By: Lenore Cohen and Grace Mizrachi
One day four years ago, my sister Lenore hijacked my morning, pulled me out of bed and dragged me to her latest venue: a salon at Saks Fifth Avenue. They were showcasing her artwork to make their space more beautiful and give an up and coming artist some publicity. After a full day of hammering, hauling and hanging giant canvases, climbing around on ladders and generally breaking my back, I swore it was the last time, the only time I was going to help. Lenore's been dragging me around with her ever since. To be honest I don't really have a choice in the matter. Lenore comes up with a concept, or an idea, and they’re usually so exciting you can hardly say no.
Over this Pesach, Lenore enticed me with a new project. A few years ago, she'd read about a street artist in London called Eine. He uses security gates on storefronts to make beautiful works of street art. It's an idea that’s been on the back burner for her ever since, and recently she heard about an organized group that was doing it on the Lower East Side. She realized that Passover was a great time to work on this since many food stores wouldn’t be open anyway, and it’s something you need to work on when a store is closed.
Lenore and I really just enjoy the act of creating and we thought that people would enjoy these types of works when they encounter them on the street, right here in our neighborhood. For Lenore, this medium is appealing because it's a way to just work without waiting for an establishment to "accept" or "curate" an idea. You have a good concept, and you just run with it. It’s also fun to work in the street and get instant feedback on what you’re doing. We particularly enjoyed explaining ourselves to the police, who were called within a few minutes on the first day (really, they were very nice). For me, I just think Brooklyn could use a little beauty. Bad enough its winter for 10 months a year, we also have to live in graffiti covered garbage half the time? No.
The security gate of Mazza and More (located on avenue M, in the above picture) is the first of many we hope to work on over the next few months. If we had it our way we'd paint on as many as we coud, work on it every day and have the area fully covered by the fall.
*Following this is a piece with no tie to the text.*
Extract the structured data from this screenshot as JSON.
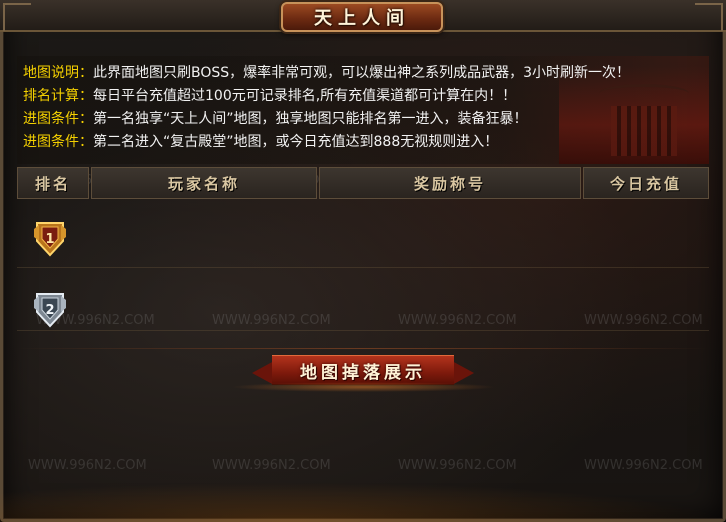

But since we also need to sleep and feed ourselves, we'll continue whenever we can. We already had some other businesses approach us about it, and we're developing some new designs. We'd definitely give priority to anyone who can help us cover materials costs. Also, if people want to come on board to help and be a part of it, just let us know.
Lenore: I'm an artist/graphic designer. What that means is constantly changing and that's part of what I love about it. I've had different studio and show spaces, worked with a really wide range of different people, and had so many interesting opportunities through my work. This year I'm working as a graphic designer for SBH, a few years ago it was Beth Torah, occasionally the SCA-- I like that wherever I go and wherever my artwork is hanging, I'm leaving an impact through my ideas. I'm also a new mom, a former gymnastics coach and used to teach ta'ameem at Flatbush. I believe in constantly re-inventing/re-evaluating yourself to keep life interesting. As you can imagine, I don't watch much TV.
Grace: I got very interested in art while I was in High school. I did a semester at FIT, and I give private art lessons. To me, art is something I do for fun and to relax, or when I feel very inspired. I hope that It can be become a bigger part of my life as I get older. Right now i'm working on my degree, a huge Yom Haatzmaut party (shout out to the SCA Israel group!) and I’m hoping to do my masters in Israel by next Spring. Or I might just, you know, join the IDF.....